- Task brief
Retype the full set of records. Keep every character identical.

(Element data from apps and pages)
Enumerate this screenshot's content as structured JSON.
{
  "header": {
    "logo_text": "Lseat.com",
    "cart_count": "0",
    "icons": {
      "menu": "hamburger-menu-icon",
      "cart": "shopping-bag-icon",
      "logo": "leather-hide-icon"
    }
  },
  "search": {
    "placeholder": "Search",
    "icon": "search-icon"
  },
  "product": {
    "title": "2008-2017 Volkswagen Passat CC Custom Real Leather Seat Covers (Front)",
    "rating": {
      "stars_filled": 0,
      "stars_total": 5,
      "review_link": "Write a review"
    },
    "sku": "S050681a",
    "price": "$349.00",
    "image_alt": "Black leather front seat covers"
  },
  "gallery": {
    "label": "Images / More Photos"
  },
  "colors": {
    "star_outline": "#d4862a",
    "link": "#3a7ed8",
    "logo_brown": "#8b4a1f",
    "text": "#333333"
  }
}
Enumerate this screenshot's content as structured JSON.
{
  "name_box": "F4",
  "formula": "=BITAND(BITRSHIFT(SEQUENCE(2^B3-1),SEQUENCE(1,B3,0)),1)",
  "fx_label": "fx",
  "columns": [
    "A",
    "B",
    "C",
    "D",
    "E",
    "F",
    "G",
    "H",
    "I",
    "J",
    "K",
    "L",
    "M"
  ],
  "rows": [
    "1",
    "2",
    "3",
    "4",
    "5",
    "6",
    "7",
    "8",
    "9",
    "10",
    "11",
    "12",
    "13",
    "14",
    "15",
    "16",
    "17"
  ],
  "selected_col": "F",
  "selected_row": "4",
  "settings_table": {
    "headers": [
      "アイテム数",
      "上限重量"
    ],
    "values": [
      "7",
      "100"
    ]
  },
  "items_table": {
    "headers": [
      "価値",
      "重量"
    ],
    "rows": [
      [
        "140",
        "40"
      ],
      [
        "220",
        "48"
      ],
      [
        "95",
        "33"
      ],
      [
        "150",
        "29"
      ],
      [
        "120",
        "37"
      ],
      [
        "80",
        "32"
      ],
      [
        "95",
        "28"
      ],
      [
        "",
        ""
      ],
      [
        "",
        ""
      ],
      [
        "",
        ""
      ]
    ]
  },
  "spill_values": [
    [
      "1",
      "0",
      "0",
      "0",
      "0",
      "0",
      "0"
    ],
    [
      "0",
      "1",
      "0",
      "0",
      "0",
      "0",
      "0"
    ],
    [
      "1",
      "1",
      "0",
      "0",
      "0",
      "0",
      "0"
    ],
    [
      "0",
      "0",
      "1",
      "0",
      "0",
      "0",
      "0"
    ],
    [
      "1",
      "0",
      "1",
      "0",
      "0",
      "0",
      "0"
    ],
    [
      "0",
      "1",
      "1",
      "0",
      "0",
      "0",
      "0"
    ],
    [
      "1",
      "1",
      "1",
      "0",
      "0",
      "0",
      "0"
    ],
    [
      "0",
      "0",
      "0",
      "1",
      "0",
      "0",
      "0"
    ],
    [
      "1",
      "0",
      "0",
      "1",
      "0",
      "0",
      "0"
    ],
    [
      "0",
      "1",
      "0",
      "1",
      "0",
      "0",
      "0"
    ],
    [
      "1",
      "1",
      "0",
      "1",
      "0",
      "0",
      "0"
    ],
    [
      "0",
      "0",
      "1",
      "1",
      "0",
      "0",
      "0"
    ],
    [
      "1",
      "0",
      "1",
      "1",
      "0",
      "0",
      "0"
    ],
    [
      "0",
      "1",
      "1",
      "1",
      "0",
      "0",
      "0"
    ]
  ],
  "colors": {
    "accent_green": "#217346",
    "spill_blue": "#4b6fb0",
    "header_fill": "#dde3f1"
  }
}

- Task result
Enumerate this screenshot's content as structured JSON.
{
  "header": {
    "logo_text": "Lseat.com",
    "cart_count": "0",
    "icons": {
      "menu": "hamburger-menu-icon",
      "cart": "shopping-bag-icon",
      "logo": "leather-hide-icon"
    }
  },
  "search": {
    "placeholder": "Search",
    "icon": "search-icon"
  },
  "product": {
    "title": "2008-2017 Volkswagen Passat CC Custom Real Leather Seat Covers (Front)",
    "rating": {
      "stars_filled": 0,
      "stars_total": 5,
      "review_link": "Write a review"
    },
    "sku": "S050681a",
    "price": "$349.00",
    "image_alt": "Black leather front seat covers"
  },
  "gallery": {
    "label": "Images / More Photos"
  },
  "colors": {
    "star_outline": "#d4862a",
    "link": "#3a7ed8",
    "logo_brown": "#8b4a1f",
    "text": "#333333"
  }
}
Enumerate this screenshot's content as structured JSON.
{
  "name_box": "F4",
  "formula": "=BITAND(BITRSHIFT(SEQUENCE(2^B3-1),SEQUENCE(1,B3,0)),1)",
  "fx_label": "fx",
  "columns": [
    "A",
    "B",
    "C",
    "D",
    "E",
    "F",
    "G",
    "H",
    "I",
    "J",
    "K",
    "L",
    "M"
  ],
  "rows": [
    "1",
    "2",
    "3",
    "4",
    "5",
    "6",
    "7",
    "8",
    "9",
    "10",
    "11",
    "12",
    "13",
    "14",
    "15",
    "16",
    "17"
  ],
  "selected_col": "F",
  "selected_row": "4",
  "settings_table": {
    "headers": [
      "アイテム数",
      "上限重量"
    ],
    "values": [
      "7",
      "100"
    ]
  },
  "items_table": {
    "headers": [
      "価値",
      "重量"
    ],
    "rows": [
      [
        "140",
        "40"
      ],
      [
        "220",
        "48"
      ],
      [
        "95",
        "33"
      ],
      [
        "150",
        "29"
      ],
      [
        "120",
        "37"
      ],
      [
        "80",
        "32"
      ],
      [
        "95",
        "28"
      ],
      [
        "",
        ""
      ],
      [
        "",
        ""
      ],
      [
        "",
        ""
      ]
    ]
  },
  "spill_values": [
    [
      "1",
      "0",
      "0",
      "0",
      "0",
      "0",
      "0"
    ],
    [
      "0",
      "1",
      "0",
      "0",
      "0",
      "0",
      "0"
    ],
    [
      "1",
      "1",
      "0",
      "0",
      "0",
      "0",
      "0"
    ],
    [
      "0",
      "0",
      "1",
      "0",
      "0",
      "0",
      "0"
    ],
    [
      "1",
      "0",
      "1",
      "0",
      "0",
      "0",
      "0"
    ],
    [
      "0",
      "1",
      "1",
      "0",
      "0",
      "0",
      "0"
    ],
    [
      "1",
      "1",
      "1",
      "0",
      "0",
      "0",
      "0"
    ],
    [
      "0",
      "0",
      "0",
      "1",
      "0",
      "0",
      "0"
    ],
    [
      "1",
      "0",
      "0",
      "1",
      "0",
      "0",
      "0"
    ],
    [
      "0",
      "1",
      "0",
      "1",
      "0",
      "0",
      "0"
    ],
    [
      "1",
      "1",
      "0",
      "1",
      "0",
      "0",
      "0"
    ],
    [
      "0",
      "0",
      "1",
      "1",
      "0",
      "0",
      "0"
    ],
    [
      "1",
      "0",
      "1",
      "1",
      "0",
      "0",
      "0"
    ],
    [
      "0",
      "1",
      "1",
      "1",
      "0",
      "0",
      "0"
    ]
  ],
  "colors": {
    "accent_green": "#217346",
    "spill_blue": "#4b6fb0",
    "header_fill": "#dde3f1"
  }
}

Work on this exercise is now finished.